FIDH and its member and partner organizations are concerned by the new law’s provision allowing the detention of suspects for 96 hours without a court order and for 18 days without arraignment. Further cause for concern is the fact that officers can effectively deport suspects based solely on reports written by soldiers, without even meeting them. The law also allows the detention of children and families, which is in direct contravention of the best interests of the child, and stipulates that people coming from "enemy states" can be detained for an indefinite period of time.
FIDH and its member and partner organizations urge the Israeli government to respect the fundamental rights of refugees and asylum seekers, and to refrain from justifying such severe and unlawful measures in the name of security.
Our organizations call upon the Israeli government to:
1- Abide by its legal obligations as a Party to the 1951 Refugee Convention and the 1967 Refugee Protocol .
2- Revise the draft bill taking into account the humanitarian and humane responsibilities all states have towards refugees who have fled their countries in order to survive.

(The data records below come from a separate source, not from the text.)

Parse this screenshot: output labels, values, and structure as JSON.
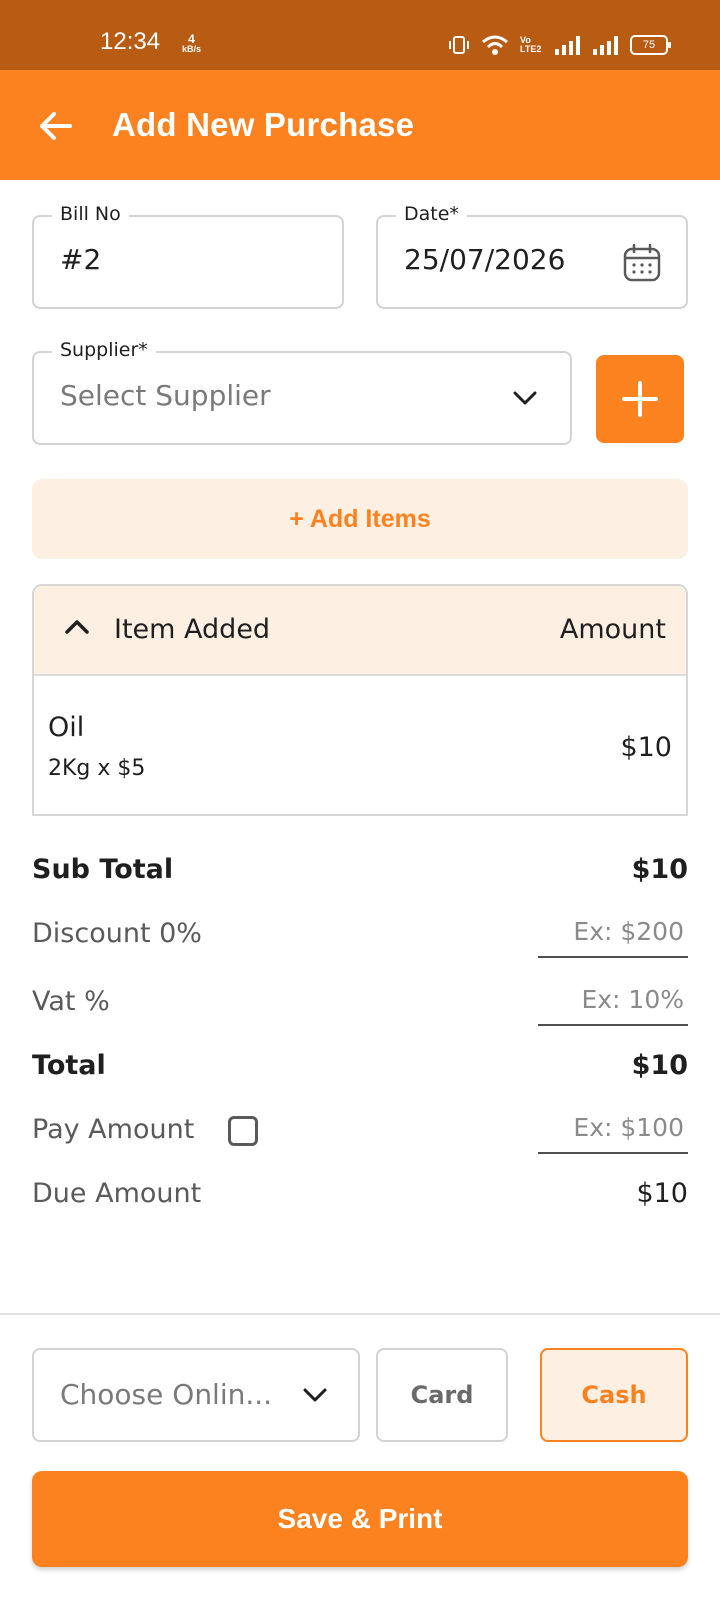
{
  "status_bar": {
    "time": "12:34",
    "speed_value": "4",
    "speed_unit": "kB/s",
    "battery": "75",
    "network_label": "Vo LTE2"
  },
  "header": {
    "title": "Add New Purchase"
  },
  "form": {
    "bill_no": {
      "label": "Bill No",
      "value": "#2"
    },
    "date": {
      "label": "Date*",
      "value": "25/07/2026"
    },
    "supplier": {
      "label": "Supplier*",
      "placeholder": "Select Supplier"
    },
    "add_items_label": "+ Add Items"
  },
  "items_table": {
    "header_item": "Item Added",
    "header_amount": "Amount",
    "rows": [
      {
        "name": "Oil",
        "detail": "2Kg x $5",
        "amount": "$10"
      }
    ]
  },
  "summary": {
    "subtotal_label": "Sub Total",
    "subtotal_value": "$10",
    "discount_label": "Discount 0%",
    "discount_placeholder": "Ex: $200",
    "vat_label": "Vat %",
    "vat_placeholder": "Ex: 10%",
    "total_label": "Total",
    "total_value": "$10",
    "pay_label": "Pay Amount",
    "pay_placeholder": "Ex: $100",
    "due_label": "Due Amount",
    "due_value": "$10"
  },
  "payment": {
    "online_placeholder": "Choose Onlin...",
    "card_label": "Card",
    "cash_label": "Cash",
    "selected": "Cash"
  },
  "actions": {
    "save_label": "Save & Print"
  },
  "colors": {
    "accent": "#fb821e",
    "accent_light": "#feefe3",
    "status_bar": "#b85c14"
  }
}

3-Refer the draft bill to panel of experts in international human rights law in order to assist the Knesset Foreign Affairs and Defense Committee in the formulation of appropriate legislation which reflects comprehensive refugee and asylum policy based on the principles outlined in international law.